    But I had this feeling that, all the music I really loved was not mainstream. I saw many of my favorite bands and hung out with them after shows, saw their stinky tour vans. And I didnt want to play any old music. I wanted to write and play my music. So I decided then, the cost/benefit (like a non Ramen every day) wasn't there.

    I got a degree in something that seems like it could be an interesting day job. Psychology. I worked directly with at risk and kids in foster care for years, eventually became a lawyer for (and sometimes against) that system.

    And that all the while gave me the freedom to build progressively better home studios, record myself, friends. Again, to play my music.

    The fact Ive gotten paid and appreciated along the way, people have bought CDs, paid the cover, bought downloads, the thousands of streams, thats all bonus. I have a deep compulsion to write songs. I would do that even if no one else liked them.
    4SG, matante, jutty17 and 7 others like this.
  14. dieggsy


    Sep 5, 2022
    Neither content, nor in it to win it. I play music almost exclusively for myself. Always pushing myself to keep learning, and playing progressively better music. I just love it.
    JRA and BOOG like this.
  15. brianrost

    brianrost Gold Supporting Member

    Apr 26, 2000
    Boston, Taxachusetts
    I only started gigging a year before I graduated from college, got married and took a serious day job. That pretty much limited my music "career". However, even as a local yokel I've spent plenty of time in bands with pros, both before and after they got record deals and toured the USA and Europe. So I guess I've done OK :thumbsup:
    jerry and JRA like this.
  16. buldog5151bass

    buldog5151bass Kibble, milkbones, and P Basses. And redheads.

    Oct 22, 2003
    I decided not to chase the dream 30+ years ago when I learned "starving artist" is an accurate description for most. In 2023, the market is much smaller.
  17. Nev375


    Nov 2, 2010
    Yes. I used to be stupid when I was young.

    Some would say I still am. But I used to be, too!
  18. Rib 13

    Rib 13 Supporting Member

    Jun 20, 2006
    Everybody measures success differently: at my late age, I started a bass YouTube channel. Its not the best but I enjoy doing it and - as a bonus - theres a handful of people that like what I do with it -- thats good enough success for me
  19. neo 7

    neo 7 The bass player doesn't get a sandwich Supporting Member

    Aug 22, 2011
    Erie, PA
    I wouldn't say I had aspirations or delusions, but I did have fantasies. The driving force behind these fantasies wasn't fame or external validation, but more revenge. I wanted to show every boss and bully what I was made of. Show every girl that rejected me what she missed out on.

    Then when I started playing gigs I realized that people would either respect me or not. My friends thought it was cool I was getting gigs, and haters hated me even more. "Jeez, you're not gonna be a rock star.

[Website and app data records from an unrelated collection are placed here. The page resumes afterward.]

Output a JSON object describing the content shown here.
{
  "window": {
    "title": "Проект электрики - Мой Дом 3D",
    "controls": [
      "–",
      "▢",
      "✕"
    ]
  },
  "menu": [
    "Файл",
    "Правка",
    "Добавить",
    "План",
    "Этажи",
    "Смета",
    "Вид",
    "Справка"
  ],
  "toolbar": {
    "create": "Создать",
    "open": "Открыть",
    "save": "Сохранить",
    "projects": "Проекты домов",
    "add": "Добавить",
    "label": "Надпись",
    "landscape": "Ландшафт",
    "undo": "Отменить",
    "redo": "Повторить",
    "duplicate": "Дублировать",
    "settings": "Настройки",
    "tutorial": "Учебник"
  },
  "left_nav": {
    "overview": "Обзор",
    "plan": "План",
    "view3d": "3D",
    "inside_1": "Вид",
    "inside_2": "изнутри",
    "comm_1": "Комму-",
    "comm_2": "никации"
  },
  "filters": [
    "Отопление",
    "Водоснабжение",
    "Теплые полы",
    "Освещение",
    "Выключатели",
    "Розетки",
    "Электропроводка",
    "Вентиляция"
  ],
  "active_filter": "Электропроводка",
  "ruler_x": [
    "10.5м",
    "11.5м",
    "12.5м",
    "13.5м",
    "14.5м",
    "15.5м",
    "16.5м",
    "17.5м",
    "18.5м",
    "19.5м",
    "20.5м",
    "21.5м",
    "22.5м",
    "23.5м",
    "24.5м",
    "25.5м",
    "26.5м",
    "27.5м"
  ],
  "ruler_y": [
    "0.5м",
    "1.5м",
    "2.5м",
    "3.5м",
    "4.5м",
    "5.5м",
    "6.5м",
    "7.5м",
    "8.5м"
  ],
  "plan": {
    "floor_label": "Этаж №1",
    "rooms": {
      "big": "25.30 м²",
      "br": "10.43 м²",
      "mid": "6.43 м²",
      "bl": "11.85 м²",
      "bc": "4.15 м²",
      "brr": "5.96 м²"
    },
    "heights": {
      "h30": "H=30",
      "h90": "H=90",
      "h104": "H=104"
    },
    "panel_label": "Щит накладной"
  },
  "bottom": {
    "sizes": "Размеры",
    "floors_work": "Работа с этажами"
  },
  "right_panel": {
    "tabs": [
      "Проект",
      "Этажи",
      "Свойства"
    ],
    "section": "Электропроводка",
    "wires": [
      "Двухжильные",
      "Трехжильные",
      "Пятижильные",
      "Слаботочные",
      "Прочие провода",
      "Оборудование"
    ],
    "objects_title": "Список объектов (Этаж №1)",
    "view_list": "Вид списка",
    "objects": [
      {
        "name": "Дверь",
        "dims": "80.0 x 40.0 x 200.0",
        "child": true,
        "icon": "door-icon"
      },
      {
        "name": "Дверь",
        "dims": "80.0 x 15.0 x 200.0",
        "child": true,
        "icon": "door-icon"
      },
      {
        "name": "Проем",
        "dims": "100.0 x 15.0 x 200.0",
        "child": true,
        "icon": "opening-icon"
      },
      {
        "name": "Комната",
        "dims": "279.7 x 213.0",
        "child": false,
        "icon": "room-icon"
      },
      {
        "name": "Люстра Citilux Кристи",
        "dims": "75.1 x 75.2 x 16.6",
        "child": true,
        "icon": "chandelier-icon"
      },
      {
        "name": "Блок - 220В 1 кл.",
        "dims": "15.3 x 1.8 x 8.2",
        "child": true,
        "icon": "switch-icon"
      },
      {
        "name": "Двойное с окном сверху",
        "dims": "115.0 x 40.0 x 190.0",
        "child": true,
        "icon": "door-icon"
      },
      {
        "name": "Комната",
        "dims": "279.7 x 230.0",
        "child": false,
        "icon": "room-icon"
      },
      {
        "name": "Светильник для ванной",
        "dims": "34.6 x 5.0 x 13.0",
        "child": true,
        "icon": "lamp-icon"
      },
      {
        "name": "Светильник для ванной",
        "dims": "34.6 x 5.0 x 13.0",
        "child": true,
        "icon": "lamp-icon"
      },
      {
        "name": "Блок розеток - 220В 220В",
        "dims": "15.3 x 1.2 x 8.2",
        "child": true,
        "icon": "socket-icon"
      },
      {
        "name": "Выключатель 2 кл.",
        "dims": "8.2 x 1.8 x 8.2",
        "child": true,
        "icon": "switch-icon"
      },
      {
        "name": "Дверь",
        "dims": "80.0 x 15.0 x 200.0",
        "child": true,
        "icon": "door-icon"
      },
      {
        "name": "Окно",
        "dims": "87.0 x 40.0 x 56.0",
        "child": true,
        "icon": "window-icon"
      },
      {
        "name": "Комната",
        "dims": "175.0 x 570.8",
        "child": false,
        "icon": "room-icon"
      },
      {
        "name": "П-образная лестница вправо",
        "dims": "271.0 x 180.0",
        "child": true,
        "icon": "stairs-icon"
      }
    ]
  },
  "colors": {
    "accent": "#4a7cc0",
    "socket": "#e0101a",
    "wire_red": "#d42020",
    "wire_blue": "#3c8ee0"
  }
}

Grow up."

    As I got older and looked at my own insecurities I realized I play music because that's just who I am. I love music and I love to create....and I'd much rather play and write original music in someone's basement than play cover songs for money.

    Now I see music as more than a hobby, but a way to intergrate my shadow (Google 'Carl Jung shadow' if you're unfamiliar with this concept). It's an essential part of who I am (my purpose), and essential to my growth as a person.
  20. micguy


    May 17, 2011
    I gave up the idea of being a Rock Star 40 years ago. Curiously, the biggest and best gigs of my life are...right now.